Stored records:
◆ ◆ ◆ ◆ ◆ ◆ ◆

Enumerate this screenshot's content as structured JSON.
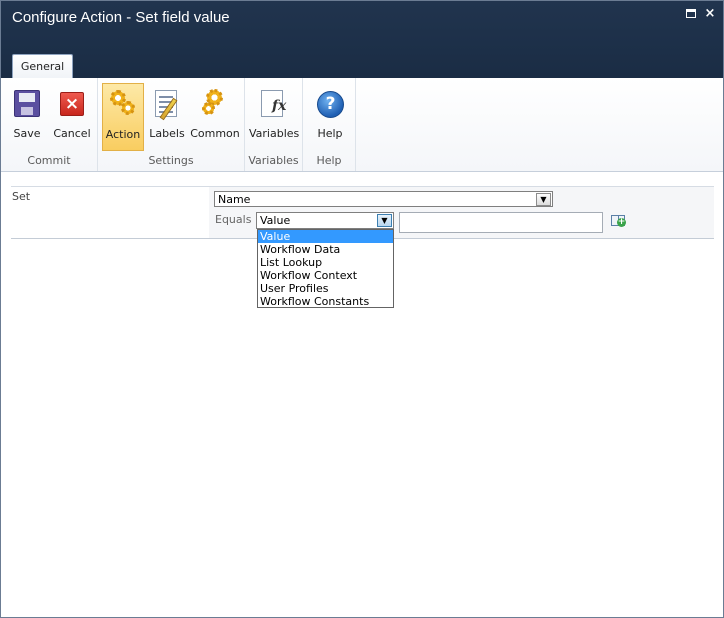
{
  "window": {
    "title": "Configure Action - Set field value",
    "close_glyph": "×"
  },
  "ribbon": {
    "tab": "General",
    "groups": {
      "commit": {
        "label": "Commit",
        "save": "Save",
        "cancel": "Cancel"
      },
      "settings": {
        "label": "Settings",
        "action": "Action",
        "labels": "Labels",
        "common": "Common"
      },
      "variables": {
        "label": "Variables",
        "variables": "Variables"
      },
      "help": {
        "label": "Help",
        "help": "Help"
      }
    },
    "icons": [
      "save-icon",
      "cancel-icon",
      "action-gears-icon",
      "labels-icon",
      "common-gears-icon",
      "variables-fx-icon",
      "help-icon"
    ],
    "active_button": "Action"
  },
  "form": {
    "set_label": "Set",
    "set_value": "Name",
    "equals_label": "Equals",
    "equals_value": "Value",
    "value_input": "",
    "dropdown_options": [
      "Value",
      "Workflow Data",
      "List Lookup",
      "Workflow Context",
      "User Profiles",
      "Workflow Constants"
    ],
    "dropdown_selected": "Value"
  },
  "colors": {
    "header": "#1d3049",
    "active_button": "#f9cd60",
    "selection": "#3399ff"
  }
}
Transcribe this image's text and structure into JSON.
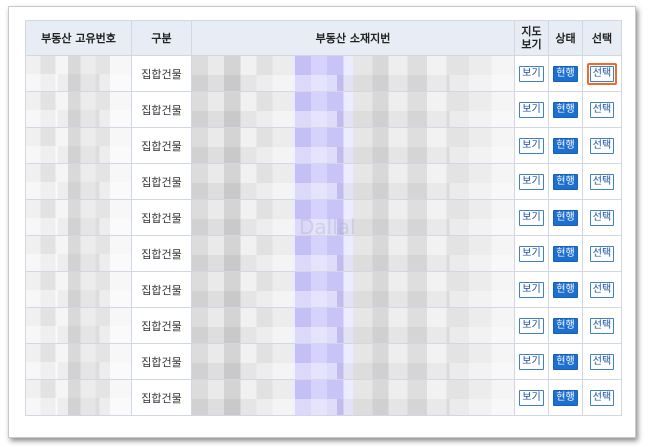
{
  "table": {
    "headers": {
      "id": "부동산 고유번호",
      "type": "구분",
      "address": "부동산 소재지번",
      "map_line1": "지도",
      "map_line2": "보기",
      "status": "상태",
      "select": "선택"
    },
    "rows": [
      {
        "type": "집합건물",
        "map": "보기",
        "status": "현행",
        "select": "선택",
        "highlighted": true
      },
      {
        "type": "집합건물",
        "map": "보기",
        "status": "현행",
        "select": "선택",
        "highlighted": false
      },
      {
        "type": "집합건물",
        "map": "보기",
        "status": "현행",
        "select": "선택",
        "highlighted": false
      },
      {
        "type": "집합건물",
        "map": "보기",
        "status": "현행",
        "select": "선택",
        "highlighted": false
      },
      {
        "type": "집합건물",
        "map": "보기",
        "status": "현행",
        "select": "선택",
        "highlighted": false
      },
      {
        "type": "집합건물",
        "map": "보기",
        "status": "현행",
        "select": "선택",
        "highlighted": false
      },
      {
        "type": "집합건물",
        "map": "보기",
        "status": "현행",
        "select": "선택",
        "highlighted": false
      },
      {
        "type": "집합건물",
        "map": "보기",
        "status": "현행",
        "select": "선택",
        "highlighted": false
      },
      {
        "type": "집합건물",
        "map": "보기",
        "status": "현행",
        "select": "선택",
        "highlighted": false
      },
      {
        "type": "집합건물",
        "map": "보기",
        "status": "현행",
        "select": "선택",
        "highlighted": false
      }
    ]
  },
  "watermark": "Dallal",
  "colors": {
    "header_bg": "#e8ecf5",
    "border": "#d2d8e3",
    "status_bg": "#1d6fd0",
    "highlight": "#ef6a2f"
  }
}
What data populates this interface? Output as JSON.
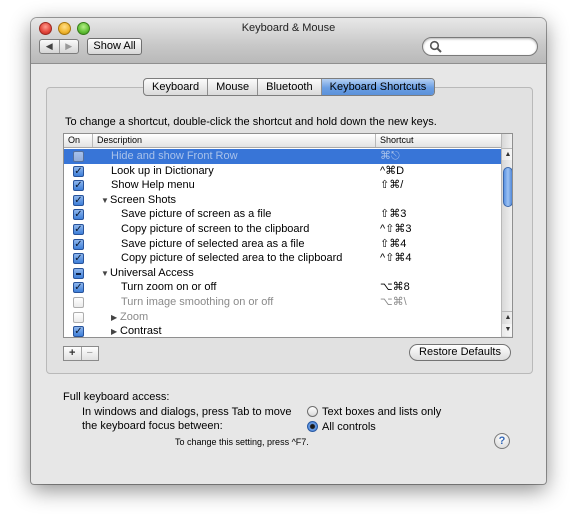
{
  "window": {
    "title": "Keyboard & Mouse",
    "nav": {
      "back_glyph": "◀",
      "forward_glyph": "▶"
    },
    "show_all_label": "Show All",
    "search": {
      "value": "",
      "placeholder": "",
      "icon": "magnifier-icon"
    }
  },
  "tabs": [
    {
      "label": "Keyboard",
      "active": false
    },
    {
      "label": "Mouse",
      "active": false
    },
    {
      "label": "Bluetooth",
      "active": false
    },
    {
      "label": "Keyboard Shortcuts",
      "active": true
    }
  ],
  "instruction": "To change a shortcut, double-click the shortcut and hold down the new keys.",
  "table": {
    "columns": {
      "on": "On",
      "description": "Description",
      "shortcut": "Shortcut"
    },
    "rows": [
      {
        "state": "unchecked",
        "disclosure": "",
        "indent": 1,
        "description": "Hide and show Front Row",
        "shortcut": "⌘⎋",
        "dim": true,
        "selected": true
      },
      {
        "state": "checked",
        "disclosure": "",
        "indent": 1,
        "description": "Look up in Dictionary",
        "shortcut": "^⌘D",
        "dim": false,
        "selected": false
      },
      {
        "state": "checked",
        "disclosure": "",
        "indent": 1,
        "description": "Show Help menu",
        "shortcut": "⇧⌘/",
        "dim": false,
        "selected": false
      },
      {
        "state": "checked",
        "disclosure": "▼",
        "indent": 0,
        "description": "Screen Shots",
        "shortcut": "",
        "dim": false,
        "selected": false
      },
      {
        "state": "checked",
        "disclosure": "",
        "indent": 2,
        "description": "Save picture of screen as a file",
        "shortcut": "⇧⌘3",
        "dim": false,
        "selected": false
      },
      {
        "state": "checked",
        "disclosure": "",
        "indent": 2,
        "description": "Copy picture of screen to the clipboard",
        "shortcut": "^⇧⌘3",
        "dim": false,
        "selected": false
      },
      {
        "state": "checked",
        "disclosure": "",
        "indent": 2,
        "description": "Save picture of selected area as a file",
        "shortcut": "⇧⌘4",
        "dim": false,
        "selected": false
      },
      {
        "state": "checked",
        "disclosure": "",
        "indent": 2,
        "description": "Copy picture of selected area to the clipboard",
        "shortcut": "^⇧⌘4",
        "dim": false,
        "selected": false
      },
      {
        "state": "mixed",
        "disclosure": "▼",
        "indent": 0,
        "description": "Universal Access",
        "shortcut": "",
        "dim": false,
        "selected": false
      },
      {
        "state": "checked",
        "disclosure": "",
        "indent": 2,
        "description": "Turn zoom on or off",
        "shortcut": "⌥⌘8",
        "dim": false,
        "selected": false
      },
      {
        "state": "unchecked",
        "disclosure": "",
        "indent": 2,
        "description": "Turn image smoothing on or off",
        "shortcut": "⌥⌘\\",
        "dim": true,
        "selected": false
      },
      {
        "state": "unchecked",
        "disclosure": "▶",
        "indent": 1,
        "description": "Zoom",
        "shortcut": "",
        "dim": true,
        "selected": false
      },
      {
        "state": "checked",
        "disclosure": "▶",
        "indent": 1,
        "description": "Contrast",
        "shortcut": "",
        "dim": false,
        "selected": false
      }
    ],
    "scroll": {
      "up_glyph": "▲",
      "down_glyph": "▼",
      "position": 0.25
    }
  },
  "buttons": {
    "add": "+",
    "remove": "−",
    "restore_defaults": "Restore Defaults"
  },
  "full_keyboard_access": {
    "label": "Full keyboard access:",
    "text": "In windows and dialogs, press Tab to move the keyboard focus between:",
    "options": [
      {
        "label": "Text boxes and lists only",
        "selected": false
      },
      {
        "label": "All controls",
        "selected": true
      }
    ],
    "note": "To change this setting, press ^F7."
  },
  "help_label": "?",
  "colors": {
    "selection": "#3875d7",
    "accent": "#3e7fd9"
  }
}
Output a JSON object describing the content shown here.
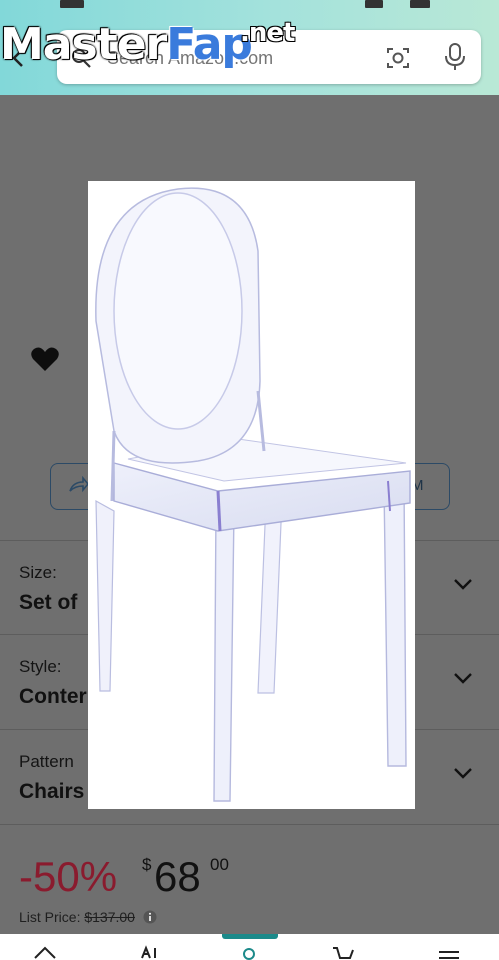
{
  "watermark": {
    "master": "Master",
    "fap": "Fap",
    "net": ".net"
  },
  "search": {
    "placeholder": "Search Amazon.com"
  },
  "buttons": {
    "ar_label": "M"
  },
  "options": [
    {
      "label": "Size:",
      "value": "Set of"
    },
    {
      "label": "Style:",
      "value": "Conter"
    },
    {
      "label": "Pattern",
      "value": "Chairs"
    }
  ],
  "price": {
    "discount": "-50%",
    "symbol": "$",
    "whole": "68",
    "fraction": "00",
    "list_label": "List Price:",
    "list_value": "$137.00"
  },
  "icons": [
    "back-icon",
    "search-icon",
    "camera-icon",
    "mic-icon",
    "heart-icon",
    "share-icon",
    "chevron-down-icon",
    "info-icon",
    "home-icon",
    "ai-icon",
    "profile-icon",
    "cart-icon",
    "menu-icon"
  ]
}
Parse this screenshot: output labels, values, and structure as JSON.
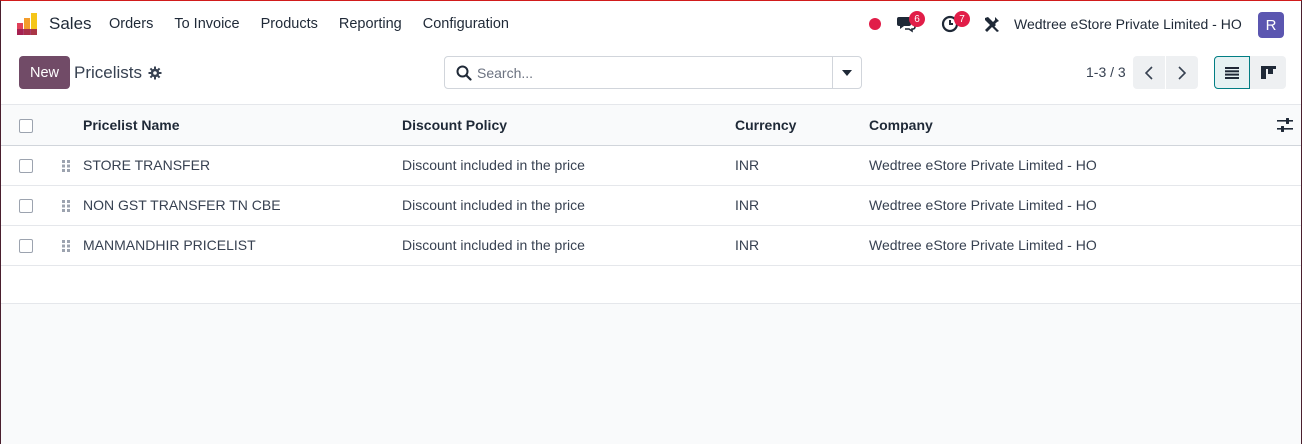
{
  "navbar": {
    "app_name": "Sales",
    "menu": [
      "Orders",
      "To Invoice",
      "Products",
      "Reporting",
      "Configuration"
    ],
    "chat_count": "6",
    "activity_count": "7",
    "company": "Wedtree eStore Private Limited - HO",
    "avatar_letter": "R"
  },
  "control": {
    "new_label": "New",
    "title": "Pricelists",
    "search_placeholder": "Search...",
    "pager": "1-3 / 3"
  },
  "table": {
    "headers": {
      "name": "Pricelist Name",
      "discount": "Discount Policy",
      "currency": "Currency",
      "company": "Company"
    },
    "rows": [
      {
        "name": "STORE TRANSFER",
        "discount": "Discount included in the price",
        "currency": "INR",
        "company": "Wedtree eStore Private Limited - HO"
      },
      {
        "name": "NON GST TRANSFER TN CBE",
        "discount": "Discount included in the price",
        "currency": "INR",
        "company": "Wedtree eStore Private Limited - HO"
      },
      {
        "name": "MANMANDHIR PRICELIST",
        "discount": "Discount included in the price",
        "currency": "INR",
        "company": "Wedtree eStore Private Limited - HO"
      }
    ]
  },
  "colors": {
    "brand": "#714b67",
    "badge": "#e11d48",
    "accent": "#017e84",
    "avatar": "#5b56b0"
  }
}
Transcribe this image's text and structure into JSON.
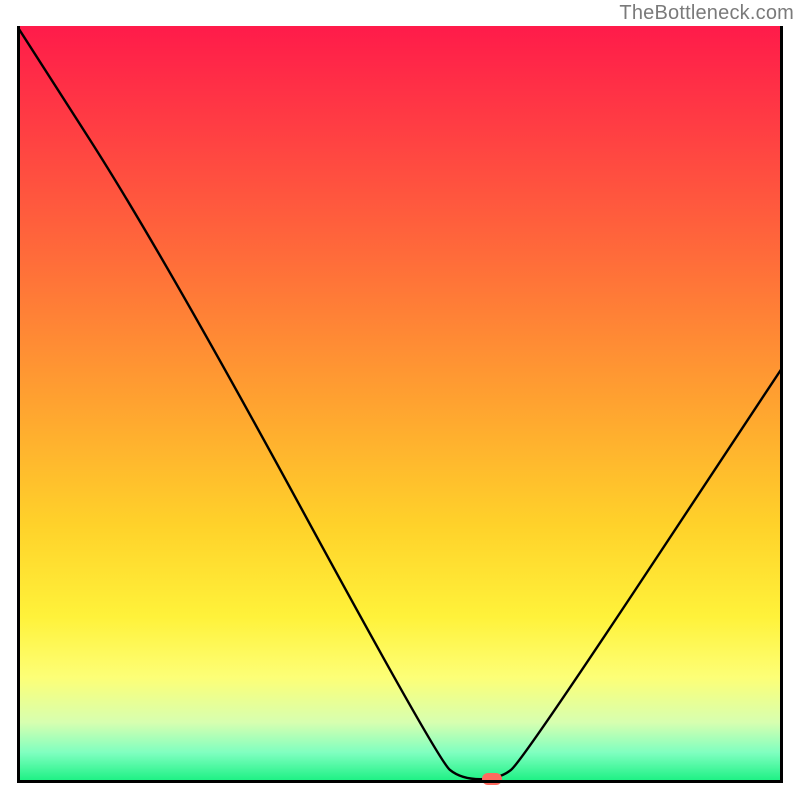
{
  "attribution": "TheBottleneck.com",
  "colors": {
    "gradient_top": "#ff1b4a",
    "gradient_bottom": "#15f07f",
    "curve": "#000000",
    "marker": "#ff6a5e",
    "border": "#000000"
  },
  "chart_data": {
    "type": "line",
    "title": "",
    "xlabel": "",
    "ylabel": "",
    "xlim": [
      0,
      100
    ],
    "ylim": [
      0,
      100
    ],
    "grid": false,
    "legend": false,
    "curve": [
      {
        "x": 0,
        "y": 100
      },
      {
        "x": 19,
        "y": 70
      },
      {
        "x": 55,
        "y": 3
      },
      {
        "x": 58,
        "y": 0.5
      },
      {
        "x": 63,
        "y": 0.5
      },
      {
        "x": 66,
        "y": 3
      },
      {
        "x": 100,
        "y": 55
      }
    ],
    "marker": {
      "x": 62,
      "y": 0.5
    },
    "annotations": []
  }
}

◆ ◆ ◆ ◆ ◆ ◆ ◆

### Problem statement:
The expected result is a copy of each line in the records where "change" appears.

### Written answer:
  "instruction": "To change a shortcut, double-click the shortcut and hold down the new keys.",
    "note": "To change this setting, press ^F7."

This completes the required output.